When the Observers are speaking about erasing "the lingering traces of Peter", if this is meant to include Peter's childhood, I doubt those 'traces' would have a huge influence after this much time has passed. If the Observers are talking about the adult Peter specifically, then Peter's reintroduction to the current timeline is the danger; not Peter the child that died. This could explain the Observers' concern.

Peter showed up in the current universe after using the machine in the lake that seems central to all universes. Could that, and not the machine, be his way 'home'? If Peter returns via the lake, will he 'die' in the current universe but reappear in the machine in our universe as we last saw him in it? There could be a direct link ...

Can't wait for the final 8 and yes, I want a season 5! :)

RickR said...

Niiki, I know you're not 100% sold on your "Peter must find his true Olivia" theory (which is what Peter now believes) because I think he's dead wrong- he HAS found "his" Olivia, and it was made pretty damn clear in the penultimate episode "A Better Human Being" when Olivia recounts what happened to John Scott in season 1, before she ever met Peter. Therefore, Walter's theory that Peter is "projecting" his memories of his Olivia onto this close-but-not-quite Olivia we've had this season is wrong. And if Peter doesn't realize he's wrong (after all, he has no way of verifying whether or not Olivia's memory is "true"), WE'RE supposed to see that she's actually "his" Olivia, and that this current version of Earth-1 is where he belongs.
Which made his choice at the end of "The End of all Things" extremely puzzling and annoying for me.

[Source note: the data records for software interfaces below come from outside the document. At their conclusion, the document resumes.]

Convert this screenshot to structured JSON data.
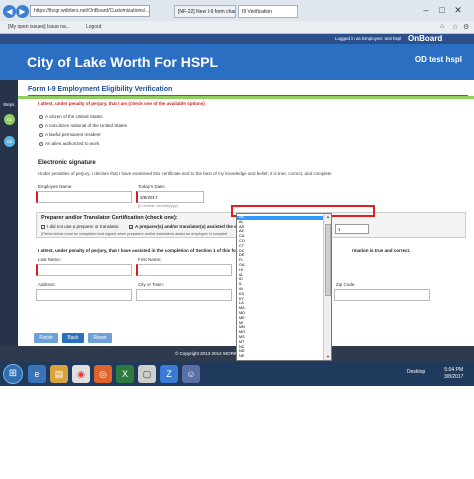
{
  "browser": {
    "url": "https://lhcgr.wdtrlers.net/OnBoard/Customizations/...",
    "tabs": [
      "[NF-22] New I-9 form changes ...",
      "I9 Verification"
    ],
    "bookmarks": [
      "[My open issues] Issue na...",
      "Logout"
    ]
  },
  "app": {
    "logged_in_label": "Logged in as Employee: test hspl",
    "logo_text": "OnBoard",
    "org_title": "City of Lake Worth For HSPL",
    "user_name": "OD test hspl"
  },
  "sidebar": {
    "steps_label": "Steps",
    "steps": [
      "01",
      "02"
    ]
  },
  "form": {
    "section_title": "Form I-9 Employment Eligibility Verification",
    "attest_prompt": "I attest, under penalty of perjury, that I am (check one of the available options)",
    "status_options": [
      "A citizen of the United States",
      "A noncitizen national of the United States",
      "A lawful permanent resident",
      "An alien authorized to work"
    ],
    "signature_heading": "Electronic signature",
    "signature_text": "Under penalties of perjury, I declare that I have examined this certificate and to the best of my knowledge and belief, it is true, correct, and complete",
    "employee_name_label": "Employee Name:",
    "todays_date_label": "Today's Date:",
    "todays_date_value": "3/8/2017",
    "date_hint": "(In format: mm/dd/yyyy)",
    "preparer_heading": "Preparer and/or Translator Certification (check one):",
    "not_preparer_label": "I did not use a preparer or translator.",
    "used_preparer_label": "A preparer(s) and/or translator(s) assisted the e",
    "preparer_note": "(Fields below must be completed and signed when preparers and/or translators assist an employee in completi",
    "preparer_attest": "I attest, under penalty of perjury, that I have assisted in the completion of Section 1 of this form",
    "preparer_attest_end": "rmation is true and correct.",
    "last_name_label": "Last Name:",
    "first_name_label": "First Name:",
    "address_label": "Address:",
    "city_label": "City or Town:",
    "zip_label": "Zip Code:",
    "mini_select_value": "1",
    "buttons": {
      "finish": "Finish",
      "back": "Back",
      "reset": "Reset"
    },
    "footer": "© Copyright 2013-2014 WORKTI"
  },
  "state_dropdown": {
    "selected": "AK",
    "items": [
      "AK",
      "AL",
      "AR",
      "AZ",
      "CA",
      "CO",
      "CT",
      "DC",
      "DE",
      "FL",
      "GA",
      "HI",
      "IA",
      "ID",
      "IL",
      "IN",
      "KS",
      "KY",
      "LA",
      "MA",
      "MD",
      "ME",
      "MI",
      "MN",
      "MO",
      "MS",
      "MT",
      "NC",
      "ND",
      "NE"
    ]
  },
  "taskbar": {
    "desktop_label": "Desktop",
    "time": "5:04 PM",
    "date": "3/8/2017"
  },
  "colors": {
    "brand_blue": "#2a6fc2",
    "accent_green": "#8fcf5d",
    "required_red": "#d02020",
    "highlight_frame": "#e02020"
  }
}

I should tell you that I started watching "Fringe" about 2 weeks ago, and watched the entire series very rapidly. For me, the best part of the show has been the "war between the universes" plotline, but it feels like the show is boiling down to "will our star-crossed find each other and live happily ever after?", which I'm not very excited about. (I'd feel the same way if the LOST endgame had boiled down to resolution of the love triangle. Bleh. "Will Jate give birth to the island protector?? Tune in next week!!")

My verdict on "Fringe" up to this point- DYNAMITE overarching mythology, uneven set of Case-of-the Week procedural eps, GREAT cast (seriously, who would have predicted Ana Torv could pull of 4 different versions of Olivia AND do a killer Leonard Nimoy impression?) And John Noble is great as Walter/ Walternate), cool, bold scifi concepts framing the narrative. But I wish the whole thing wasn't boiling down to "must keep the lovers apart for drama to work" because IMO "Fringe" doesn't need that conflict to succeed.